Tales of Troy Ulysses the Sacker of Cities
Page: 16But Ulysses only stood in sorrow and anger beside his ship, and never put hand to it, for he felt how disgraceful it was to run away. At last he threw down his mantle, which his herald Eurybates of Ithaca, a round-shouldered, brown, curly-haired man, picked up, and he ran to find Agamemnon, and took his sceptre, a gold-studded staff, like a marshal’s baton, and he gently told the chiefs whom he met that they were doing a shameful thing; but he drove the common soldiers back to the place of meeting with the sceptre. They all returned, puzzled and chattering, but one lame, bandy-legged, bald, round-shouldered, impudent fellow, named Thersites, jumped up and made an insolent speech, insulting the princes, and advising the army to run away. Then Ulysses took him and beat him till the blood came, and he sat down, wiping away his tears, and looking so foolish that the whole army laughed at him, and cheered Ulysses when he and Nestor bade them arm and fight. Agamemnon still believed a good deal in his dream, and prayed that he might take Troy that very day, and kill Hector. Thus Ulysses alone saved the army from a cowardly retreat; but for him the ships would have been launched in an hour. But the Greeks armed and advanced in full force, all except Achilles and his friend Patroclus with their two or three thousand men. The Trojans also took heart, knowing that Achilles would not fight, and the armies approached each other. Paris himself, with two spears and a bow, and without armour, walked into the space between the hosts, and challenged any Greek prince to single combat. Menelaus, whose wife Paris had carried away, was as glad as a hungry lion when he finds a stag or a goat, and leaped in armour from his chariot, but Paris turned and slunk away, like a man when he meets a great serpent on a narrow path in the hills. Then Hector rebuked Paris for his cowardice, and Paris was ashamed and offered to end the war by fighting Menelaus. If he himself fell, the Trojans must give up Helen and all her jewels; if Menelaus fell, the Greeks were to return without fair Helen. The Greeks accepted this plan, and both sides disarmed themselves to look on at the fight in comfort, and they meant to take the most solemn oaths to keep peace till the combat was lost and won, and the quarrel settled. Hector sent into Troy for two lambs, which were to be sacrificed when the oaths were taken.

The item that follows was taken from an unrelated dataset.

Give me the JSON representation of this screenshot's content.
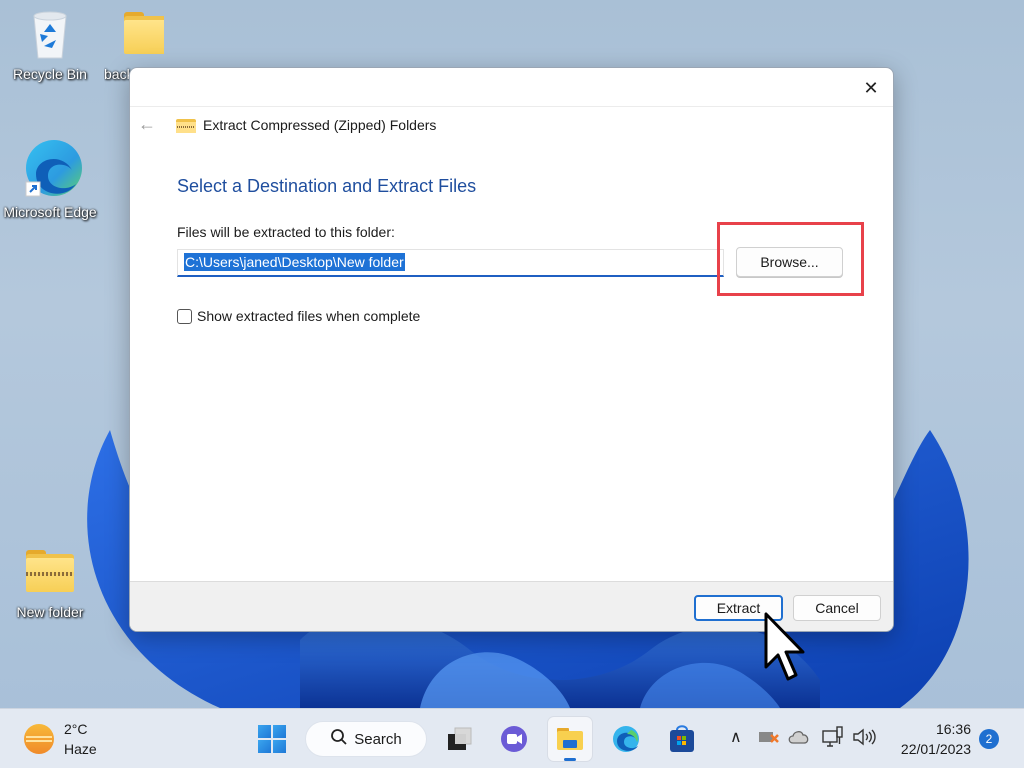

In the meantime Helen of the fair hands was at home working at a great purple tapestry on which she embroidered the battles of the Greeks and Trojans. It was just like the tapestry at Bayeux on which Norman ladies embroidered the battles in the Norman Conquest of England. Helen was very fond of embroidering, like poor Mary, Queen of Scots, when a prisoner in Loch Leven Castle. Probably the work kept both Helen and Mary from thinking of their past lives and their sorrows.